Copy out each line of the data that holds the word "from".

----------------

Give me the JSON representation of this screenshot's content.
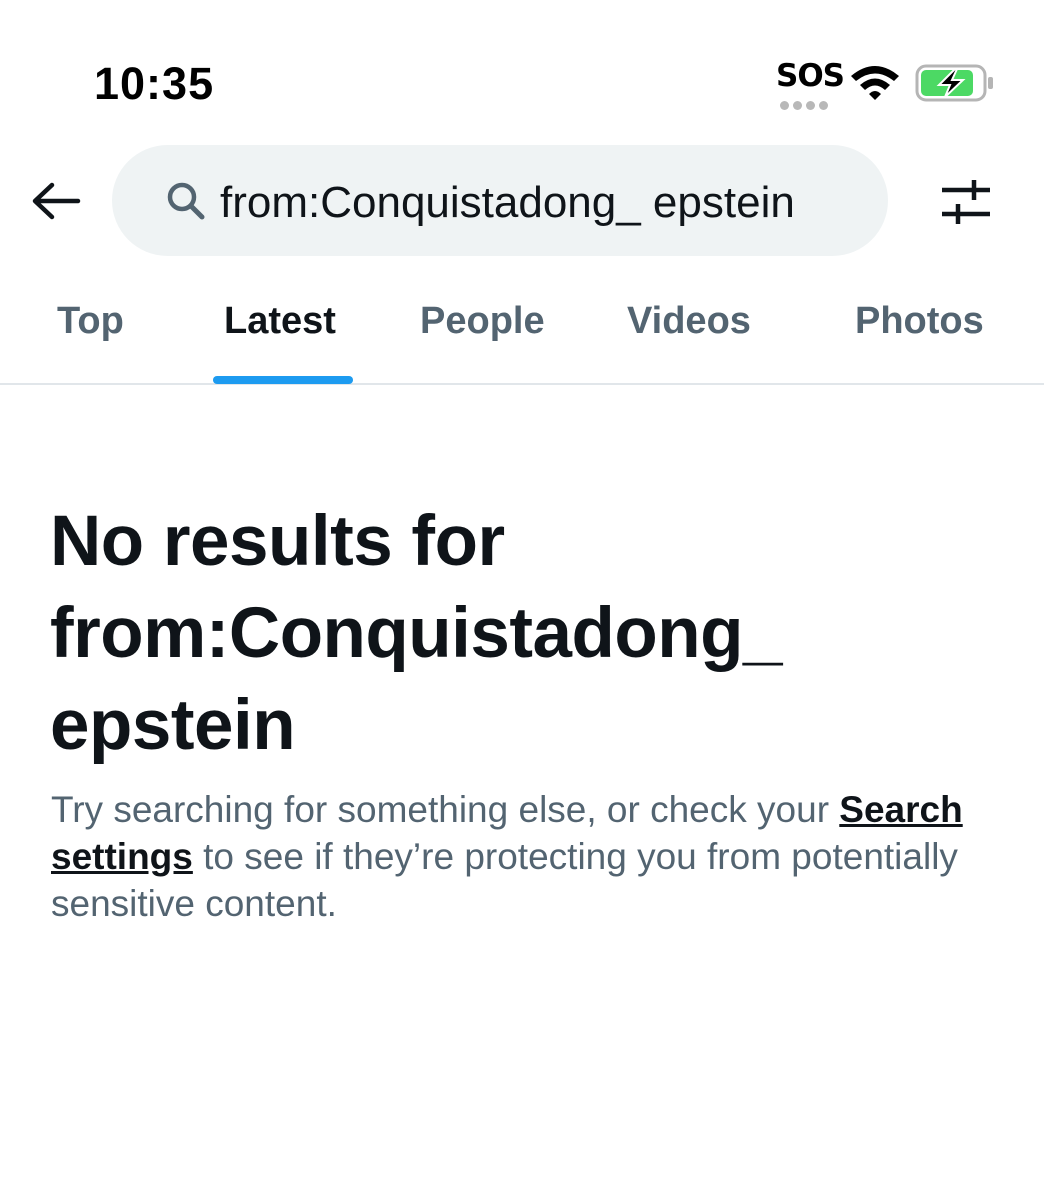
{
  "status_bar": {
    "time": "10:35",
    "carrier_status": "SOS",
    "battery_color": "#4cd964"
  },
  "header": {
    "search_query": "from:Conquistadong_ epstein",
    "icons": [
      "back-arrow-icon",
      "search-icon",
      "filter-settings-icon"
    ]
  },
  "tabs": [
    {
      "label": "Top",
      "active": false
    },
    {
      "label": "Latest",
      "active": true
    },
    {
      "label": "People",
      "active": false
    },
    {
      "label": "Videos",
      "active": false
    },
    {
      "label": "Photos",
      "active": false
    }
  ],
  "empty_state": {
    "title_lines": [
      "No results for",
      "from:Conquistadong_",
      "epstein"
    ],
    "desc_before": "Try searching for something else, or check your ",
    "link_label": "Search settings",
    "desc_after": " to see if they’re protecting you from potentially sensitive content."
  },
  "colors": {
    "accent": "#1d9bf0",
    "text_primary": "#0f1419",
    "text_secondary": "#536471",
    "search_bg": "#eff3f4"
  }
}
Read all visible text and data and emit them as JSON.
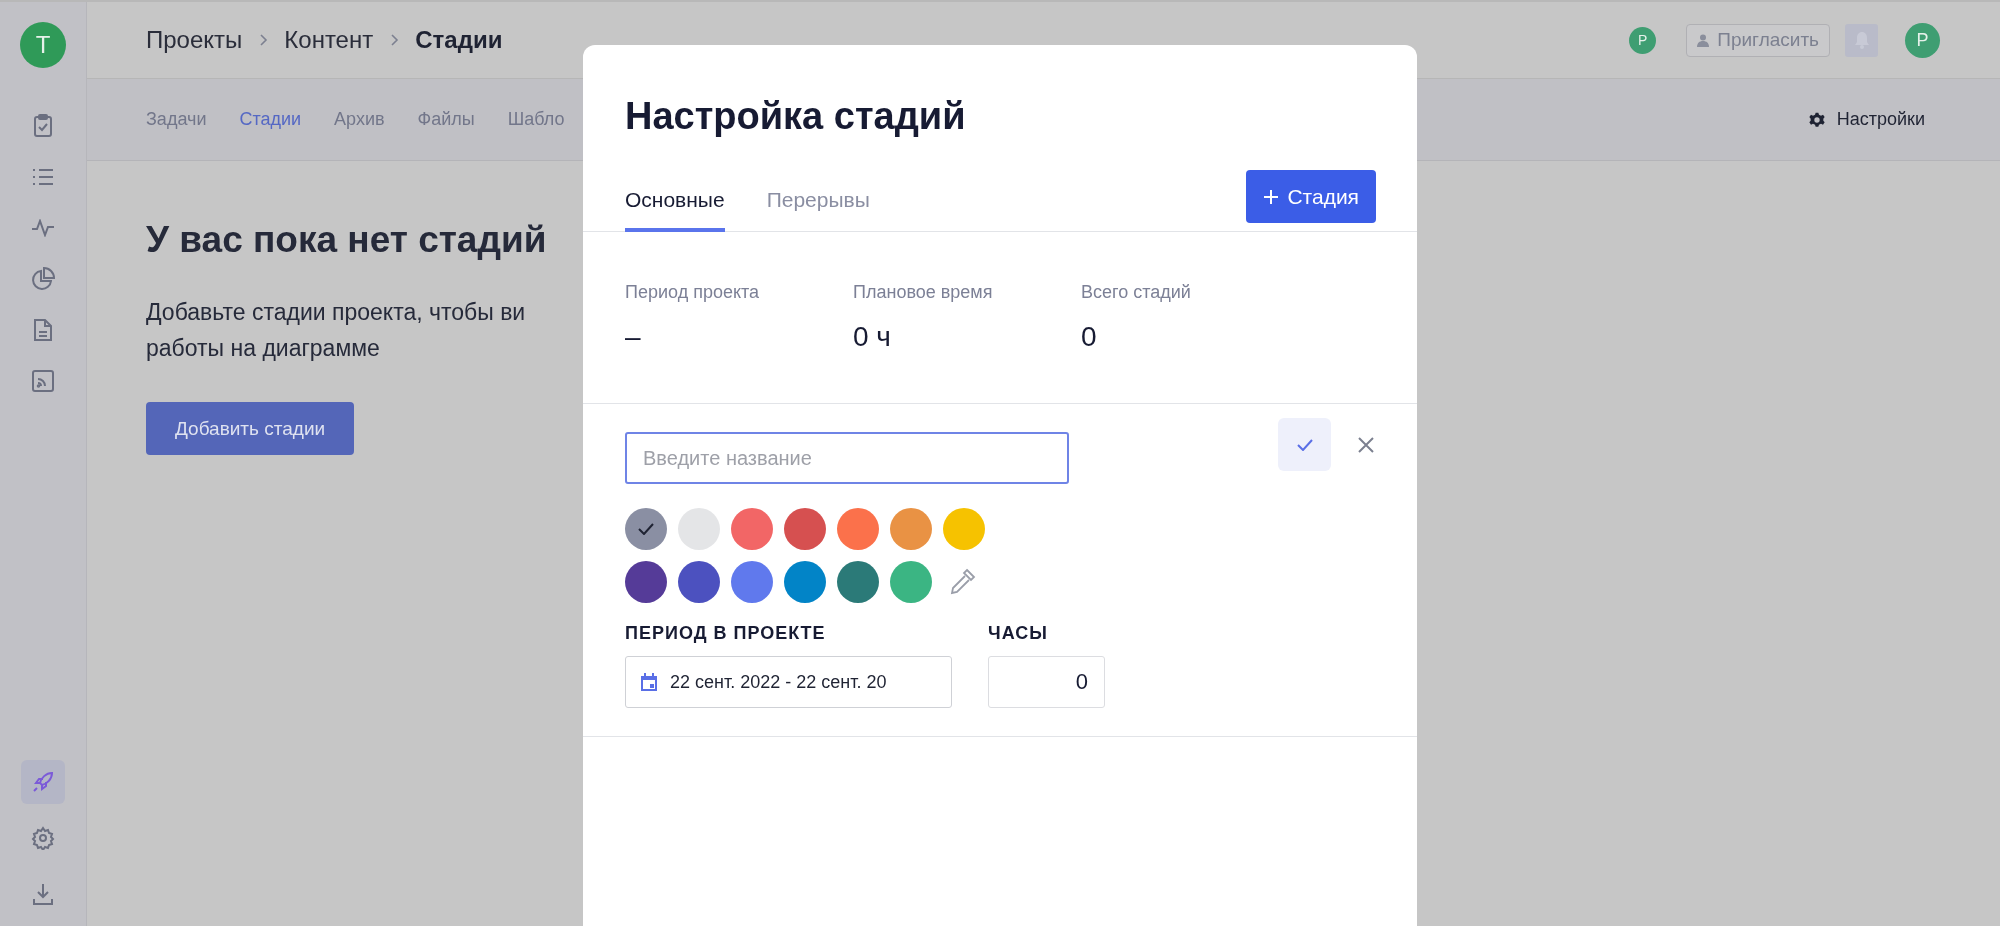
{
  "sidebar": {
    "avatar": "T",
    "items": [
      {
        "kind": "clipboard",
        "selected": false
      },
      {
        "kind": "list",
        "selected": false
      },
      {
        "kind": "pulse",
        "selected": false
      },
      {
        "kind": "pie",
        "selected": false
      },
      {
        "kind": "document",
        "selected": false
      },
      {
        "kind": "feed",
        "selected": false
      }
    ],
    "bottom_items": [
      {
        "kind": "rocket",
        "selected": true
      },
      {
        "kind": "settings",
        "selected": false
      },
      {
        "kind": "download",
        "selected": false
      }
    ]
  },
  "header": {
    "breadcrumbs": [
      "Проекты",
      "Контент",
      "Стадии"
    ],
    "member_avatar": "P",
    "invite_button": "Пригласить",
    "user_avatar": "P"
  },
  "subnav": {
    "tabs": [
      {
        "label": "Задачи",
        "selected": false
      },
      {
        "label": "Стадии",
        "selected": true
      },
      {
        "label": "Архив",
        "selected": false
      },
      {
        "label": "Файлы",
        "selected": false
      },
      {
        "label": "Шабло",
        "selected": false
      }
    ],
    "settings_link": "Настройки"
  },
  "empty_state": {
    "title": "У вас пока нет стадий",
    "lines": [
      "Добавьте стадии проекта, чтобы ви",
      "работы на диаграмме"
    ],
    "button": "Добавить стадии"
  },
  "modal": {
    "title": "Настройка стадий",
    "tabs": [
      {
        "label": "Основные",
        "selected": true
      },
      {
        "label": "Перерывы",
        "selected": false
      }
    ],
    "add_button": "Стадия",
    "stats": [
      {
        "label": "Период проекта",
        "value": "–"
      },
      {
        "label": "Плановое время",
        "value": "0 ч"
      },
      {
        "label": "Всего стадий",
        "value": "0"
      }
    ],
    "form": {
      "name_placeholder": "Введите название",
      "colors": [
        {
          "color": "#8a8fa3",
          "selected": true
        },
        {
          "color": "#e4e5e7",
          "selected": false
        },
        {
          "color": "#f26666",
          "selected": false
        },
        {
          "color": "#d65050",
          "selected": false
        },
        {
          "color": "#fb714b",
          "selected": false
        },
        {
          "color": "#e99244",
          "selected": false
        },
        {
          "color": "#f6c200",
          "selected": false
        },
        {
          "color": "#553b98",
          "selected": false
        },
        {
          "color": "#4c51bf",
          "selected": false
        },
        {
          "color": "#6079ed",
          "selected": false
        },
        {
          "color": "#0284c7",
          "selected": false
        },
        {
          "color": "#2b7a78",
          "selected": false
        },
        {
          "color": "#3bb583",
          "selected": false
        }
      ],
      "period_label": "ПЕРИОД В ПРОЕКТЕ",
      "period_value": "22 сент. 2022 - 22 сент. 20",
      "hours_label": "ЧАСЫ",
      "hours_value": "0"
    }
  }
}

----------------

- _WORKED SOLUTION_
    "search_query": "from:Conquistadong_ epstein",
      "from:Conquistadong_",
    "desc_after": " to see if they’re protecting you from potentially sensitive content."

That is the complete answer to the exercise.